Because people will have much more leisure time, they will be able to use it to learn new skills. Because people’s livelihood will not depend on their ability to sell their products, they will focus on developing only what is really needed and helpful. They will manufacture products that are built to last, rather than products with planned obsolescence, intended to force people to spend more than they should or would like.
People will now have time for socializing. They will still attend school or work, but there will be a lot more free time than there is today, and people will use it to socialize. Socializing will not be a goal in and of itself, but a means for enrichment, a learning aid, a chance to gain insights into new realms of knowledge, new depths of thought, or simply to enhance personal confidence by having more friends.

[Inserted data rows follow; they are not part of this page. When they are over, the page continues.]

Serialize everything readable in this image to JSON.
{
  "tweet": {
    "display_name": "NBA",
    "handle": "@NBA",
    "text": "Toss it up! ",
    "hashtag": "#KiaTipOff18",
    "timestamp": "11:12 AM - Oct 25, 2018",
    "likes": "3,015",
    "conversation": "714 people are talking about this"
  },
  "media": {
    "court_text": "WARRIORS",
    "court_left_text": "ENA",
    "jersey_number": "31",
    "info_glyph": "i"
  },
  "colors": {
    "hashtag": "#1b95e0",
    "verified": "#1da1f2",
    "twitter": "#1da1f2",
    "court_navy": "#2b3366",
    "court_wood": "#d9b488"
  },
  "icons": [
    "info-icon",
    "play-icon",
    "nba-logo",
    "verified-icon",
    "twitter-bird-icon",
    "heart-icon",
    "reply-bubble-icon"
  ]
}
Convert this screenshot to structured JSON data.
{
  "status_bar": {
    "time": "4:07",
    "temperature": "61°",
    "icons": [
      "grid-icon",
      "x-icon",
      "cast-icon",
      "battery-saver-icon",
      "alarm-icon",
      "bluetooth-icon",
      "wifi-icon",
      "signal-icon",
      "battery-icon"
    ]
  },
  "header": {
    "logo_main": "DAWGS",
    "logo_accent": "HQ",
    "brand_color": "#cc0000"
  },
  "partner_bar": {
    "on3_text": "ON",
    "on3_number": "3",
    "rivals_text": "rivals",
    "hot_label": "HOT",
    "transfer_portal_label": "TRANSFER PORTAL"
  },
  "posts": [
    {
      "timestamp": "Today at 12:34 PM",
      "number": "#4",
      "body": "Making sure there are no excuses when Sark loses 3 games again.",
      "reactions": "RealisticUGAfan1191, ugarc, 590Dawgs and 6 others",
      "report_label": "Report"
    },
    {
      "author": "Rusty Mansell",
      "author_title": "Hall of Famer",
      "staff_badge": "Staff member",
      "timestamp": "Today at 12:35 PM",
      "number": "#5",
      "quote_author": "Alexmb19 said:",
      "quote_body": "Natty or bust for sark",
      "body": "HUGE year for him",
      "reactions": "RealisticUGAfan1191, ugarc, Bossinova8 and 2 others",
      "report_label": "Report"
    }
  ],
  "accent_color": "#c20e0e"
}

Why New Education Is Needed To Secure Happiness For All
Looking ahead, a few years from now life will be very different. Today people are so stressed they hardly have time to breathe. We are living in a constant rat race on an ever-spinning, ever accelerating wheel. But when the industry contracts and we do not need to work as many hours, we will have more time to cultivate our interests and our social ties. It is then that we will experience real growth and the growth of happiness.
First people, as a result the Globalization School start to realize the necessity and merit of positive human interconnections. Then as they start actively building those interconnections based on positive motivation they received through their studies they will experience a kind of mutual happiness they never experienced before. They will see that truly sustainable, tangible happiness and fulfillment is only possible in such mutual, altruistic interconnections. From that generation onwards humanity’s future is safe as nobody would want to give up such unprecedented pleasures that can be extended infinitely.
Written by Michael Laitman
Michael Laitman is a global thinker dedicated to generating a transformational shift in society through a new global education, which he views as the key to solving the most pressing issues of our time. He is the Founder of the ARI Institute, Professor of Ontology & Theory of Knowledge, PhD in Philosophy, MS in Medical Cybernetics. You can find him on Google+, YouTube and Twitter